'Horticultural Therapy is the use of plants by a trained professional as a medium through which certain clinically defined goals may be met.'
A love of nature and living things is part of a human’s DNA. Working with plants helps people become more aware of the natural environment, as well as providing a source of relaxation and senses of accomplishment and satisfaction.
Horticultural therapy aims to improve physical and mental health and wellbeing using plants and plant-related activities as therapeutic tools. Horticultural therapy can be used in a preventive manner as well as in the form of treatment and rehabilitation. It has been established as a form of therapy since the 1950s and is part of a wider development of Nature Based Therapy.

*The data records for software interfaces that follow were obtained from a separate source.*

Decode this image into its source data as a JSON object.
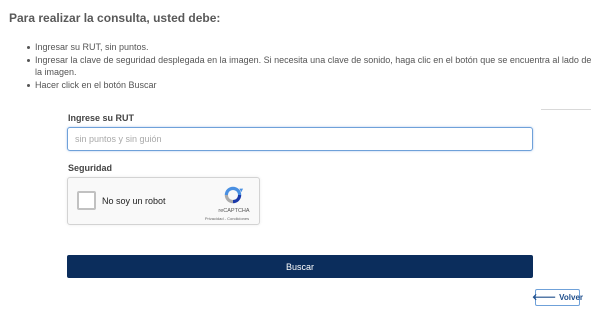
{
  "heading": "Para realizar la consulta, usted debe:",
  "instructions": [
    "Ingresar su RUT, sin puntos.",
    "Ingresar la clave de seguridad desplegada en la imagen. Si necesita una clave de sonido, haga clic en el botón que se encuentra al lado de la imagen.",
    "Hacer click en el botón Buscar"
  ],
  "form": {
    "rut_label": "Ingrese su RUT",
    "rut_placeholder": "sin puntos y sin guión",
    "rut_value": "",
    "security_label": "Seguridad"
  },
  "captcha": {
    "checkbox_label": "No soy un robot",
    "brand": "reCAPTCHA",
    "links": "Privacidad - Condiciones"
  },
  "buttons": {
    "search_label": "Buscar",
    "back_label": "Volver",
    "back_icon": "arrow-left-icon"
  },
  "colors": {
    "button_primary": "#0b2d5c",
    "input_focus_border": "#6fa1d9",
    "back_text": "#1f4e8c"
  }
}
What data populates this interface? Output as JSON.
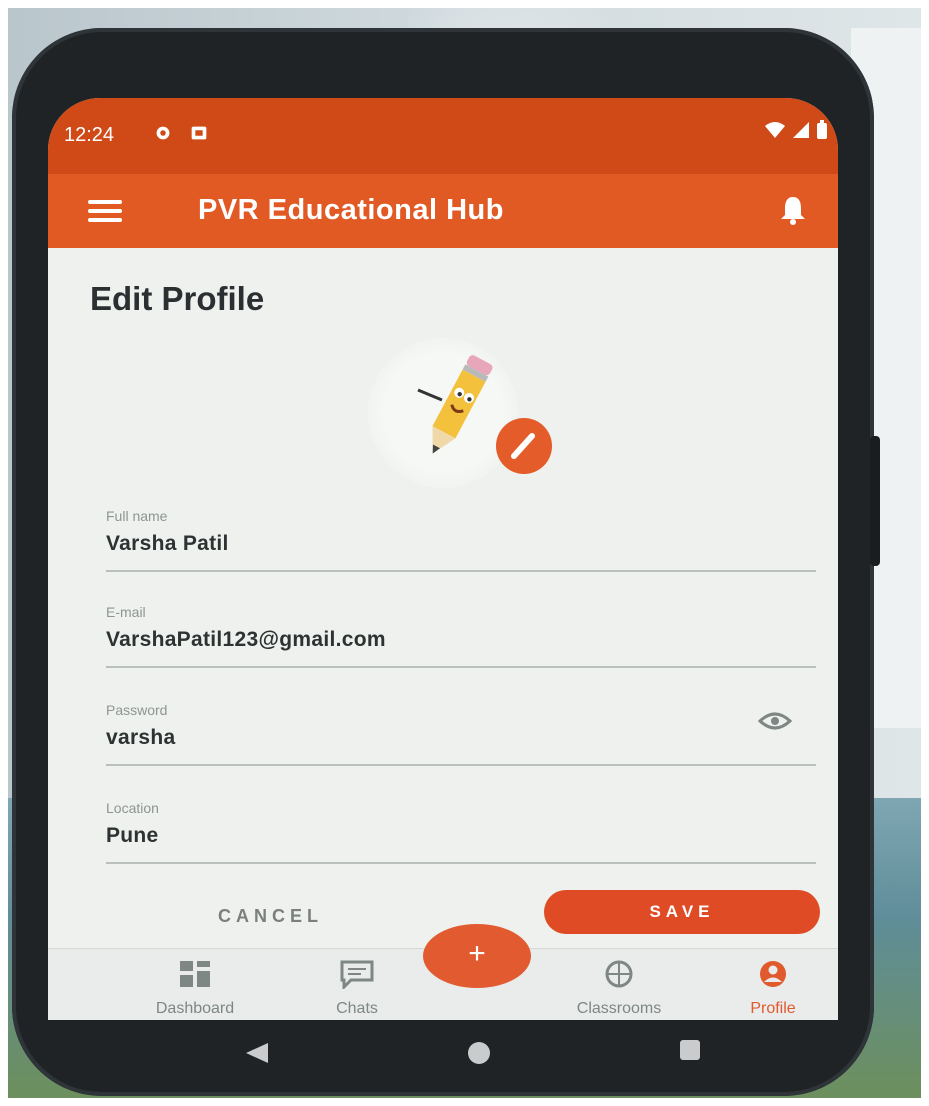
{
  "status_bar": {
    "time": "12:24"
  },
  "app_bar": {
    "title": "PVR Educational Hub"
  },
  "page": {
    "title": "Edit Profile"
  },
  "form": {
    "full_name": {
      "label": "Full name",
      "value": "Varsha Patil"
    },
    "email": {
      "label": "E-mail",
      "value": "VarshaPatil123@gmail.com"
    },
    "password": {
      "label": "Password",
      "value": "varsha"
    },
    "location": {
      "label": "Location",
      "value": "Pune"
    }
  },
  "actions": {
    "cancel_label": "CANCEL",
    "save_label": "SAVE"
  },
  "fab": {
    "label": "+"
  },
  "bottom_nav": {
    "items": [
      {
        "label": "Dashboard",
        "icon": "dashboard-icon"
      },
      {
        "label": "Chats",
        "icon": "chat-icon"
      },
      {
        "label": "Classrooms",
        "icon": "classroom-icon"
      },
      {
        "label": "Profile",
        "icon": "profile-icon",
        "active": true
      }
    ]
  },
  "colors": {
    "status_bar": "#cf4a16",
    "app_bar": "#e15a24",
    "accent": "#de4b25",
    "screen_bg": "#eef1ee"
  }
}
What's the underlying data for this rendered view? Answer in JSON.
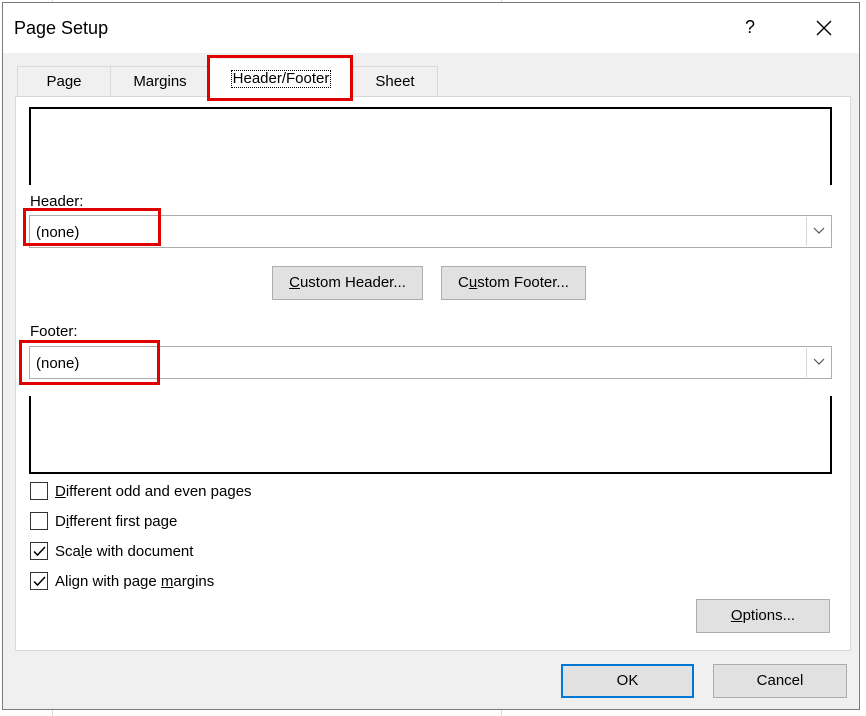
{
  "dialog": {
    "title": "Page Setup",
    "help_label": "?",
    "close_icon": "close-icon"
  },
  "tabs": [
    {
      "label": "Page",
      "active": false
    },
    {
      "label": "Margins",
      "active": false
    },
    {
      "label": "Header/Footer",
      "active": true
    },
    {
      "label": "Sheet",
      "active": false
    }
  ],
  "header": {
    "label": "Header:",
    "value": "(none)",
    "custom_button": {
      "pre": "",
      "key": "C",
      "post": "ustom Header..."
    }
  },
  "footer": {
    "label": "Footer:",
    "value": "(none)",
    "custom_button": {
      "pre": "C",
      "key": "u",
      "post": "stom Footer..."
    }
  },
  "options": [
    {
      "pre": "",
      "key": "D",
      "post": "ifferent odd and even pages",
      "checked": false
    },
    {
      "pre": "D",
      "key": "i",
      "post": "fferent first page",
      "checked": false
    },
    {
      "pre": "Sca",
      "key": "l",
      "post": "e with document",
      "checked": true
    },
    {
      "pre": "Align with page ",
      "key": "m",
      "post": "argins",
      "checked": true
    }
  ],
  "buttons": {
    "options": {
      "pre": "",
      "key": "O",
      "post": "ptions..."
    },
    "ok": "OK",
    "cancel": "Cancel"
  },
  "colors": {
    "highlight": "#e00000",
    "ok_border": "#0078d7",
    "dialog_bg": "#f0f0f0"
  }
}
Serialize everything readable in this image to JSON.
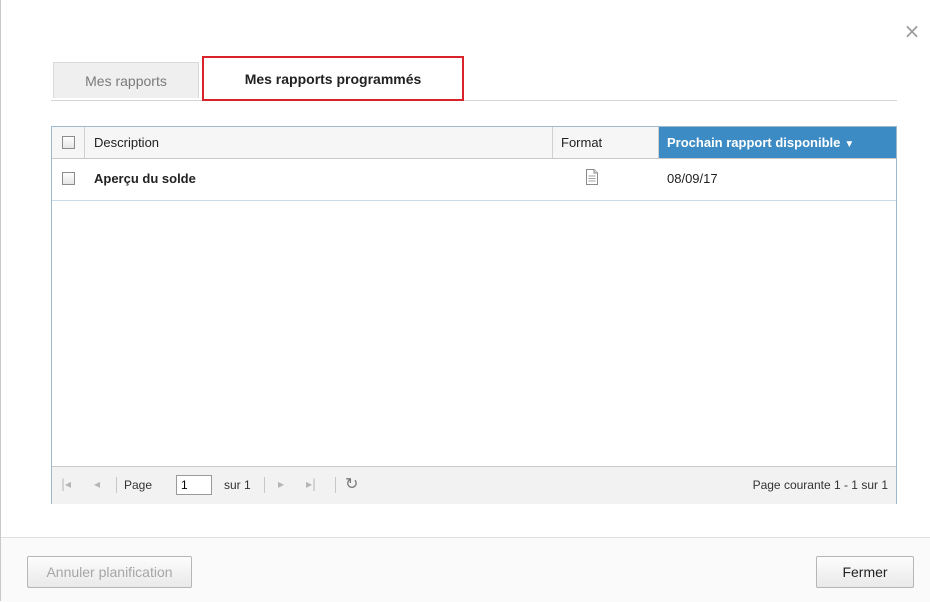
{
  "dialog": {
    "close_glyph": "×"
  },
  "tabs": [
    {
      "label": "Mes rapports",
      "active": false
    },
    {
      "label": "Mes rapports programmés",
      "active": true
    }
  ],
  "grid": {
    "columns": {
      "description": "Description",
      "format": "Format",
      "next_report": "Prochain rapport disponible",
      "sort_glyph": "▼"
    },
    "rows": [
      {
        "description": "Aperçu du solde",
        "format_icon": "document-icon",
        "next_report": "08/09/17",
        "checked": false
      }
    ]
  },
  "pager": {
    "first_glyph": "|◂",
    "prev_glyph": "◂",
    "next_glyph": "▸",
    "last_glyph": "▸|",
    "refresh_glyph": "↻",
    "page_label": "Page",
    "page_value": "1",
    "of_label": "sur 1",
    "info": "Page courante 1 - 1 sur 1"
  },
  "footer": {
    "cancel_schedule_label": "Annuler planification",
    "close_label": "Fermer"
  },
  "colors": {
    "accent": "#3c8bc4",
    "active_tab_border": "#d8232a"
  }
}
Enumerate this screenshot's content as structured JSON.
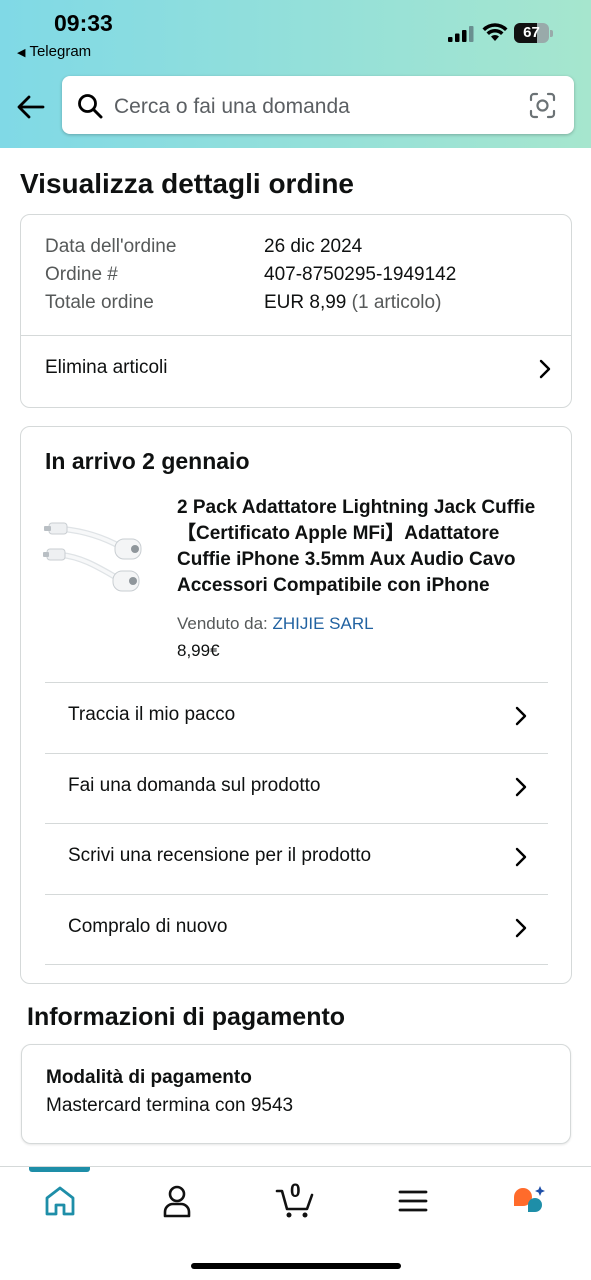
{
  "status_bar": {
    "time": "09:33",
    "back_app": "Telegram",
    "battery": "67"
  },
  "search": {
    "placeholder": "Cerca o fai una domanda"
  },
  "page_title": "Visualizza dettagli ordine",
  "order_summary": {
    "date_label": "Data dell'ordine",
    "date_value": "26 dic 2024",
    "number_label": "Ordine #",
    "number_value": "407-8750295-1949142",
    "total_label": "Totale ordine",
    "total_value": "EUR 8,99",
    "total_items": "(1 articolo)",
    "delete_items": "Elimina articoli"
  },
  "shipment": {
    "title": "In arrivo 2 gennaio",
    "product_title": "2 Pack Adattatore Lightning Jack Cuffie 【Certificato Apple MFi】Adattatore Cuffie iPhone 3.5mm Aux Audio Cavo Accessori Compatibile con iPhone",
    "seller_label": "Venduto da:",
    "seller_name": "ZHIJIE SARL",
    "price": "8,99€",
    "actions": [
      "Traccia il mio pacco",
      "Fai una domanda sul prodotto",
      "Scrivi una recensione per il prodotto",
      "Compralo di nuovo"
    ]
  },
  "payment": {
    "title": "Informazioni di pagamento",
    "method_label": "Modalità di pagamento",
    "method_value": "Mastercard termina con 9543"
  },
  "tabbar": {
    "cart_count": "0",
    "active_color": "#1e8ea8"
  }
}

Reported benefits of horticultural therapy include:
- Reduction of stress indicators
- Restoration of capacity for concentration
- Increased self-esteem
- Increased self-confidence
- Increased levels of physical activity
- Increased wellbeing
- Improved social interaction and social inclusion
- Enhanced sense of purpose
- Development of work focused skills
In 2014 Horticultural Therapy was introduced at Headley Court as an intervention for injured serving personnel and has now become a standard part of their rehabilitation programme.
Brooke House Health & Wellbeing Centre hosts a 10-week horticultural therapy programme under the Defence Gardens’ Scheme. The course is run by a Psychotherapist and Horticultural Therapist, and up to 10 clients, who are all ex-service personnel, can attend each closed course.
A typical session, which lasts three hours and will involve:
Group check in
Practical activity: Preparation of beds – working with the earth in an environmentally friendly way by sowing green manures. Aim: Each participant will be given an opportunity to work with the soil for planting. Objectives: Importance of strong foundation, self-care, building resilience and social engagement.
Practical activity: Storing vegetables. Aim: The participants will learn the different methods of storing produce. Objectives: Develop new skills, self-care and building resilience.
Journal Reflection and Grounding exercise
Debrief and group closure
The clients attending the course may present with a variety of physical and mental health challenges. During some sessions individual clients may share some of their experience and struggles within the safe and professionally contained space of the closed group. Given the therapeutic nature of the group, respect for confidentiality is important to safeguard the well-being of clients and ensure the confidence of clients in the therapist-client relationship.
For more information about DGS and Colebrooke Walled Garden, check out our blog!
We are delighted to share with you “Growing together through extraordinary times” our first ever nature blog! Developed in conjunction with Brooke House, DGS, Colebrooke Walled Garden this weekly blog will bring growing tips, information and whats happening in Colebrooke Walled Garden and the wider estate.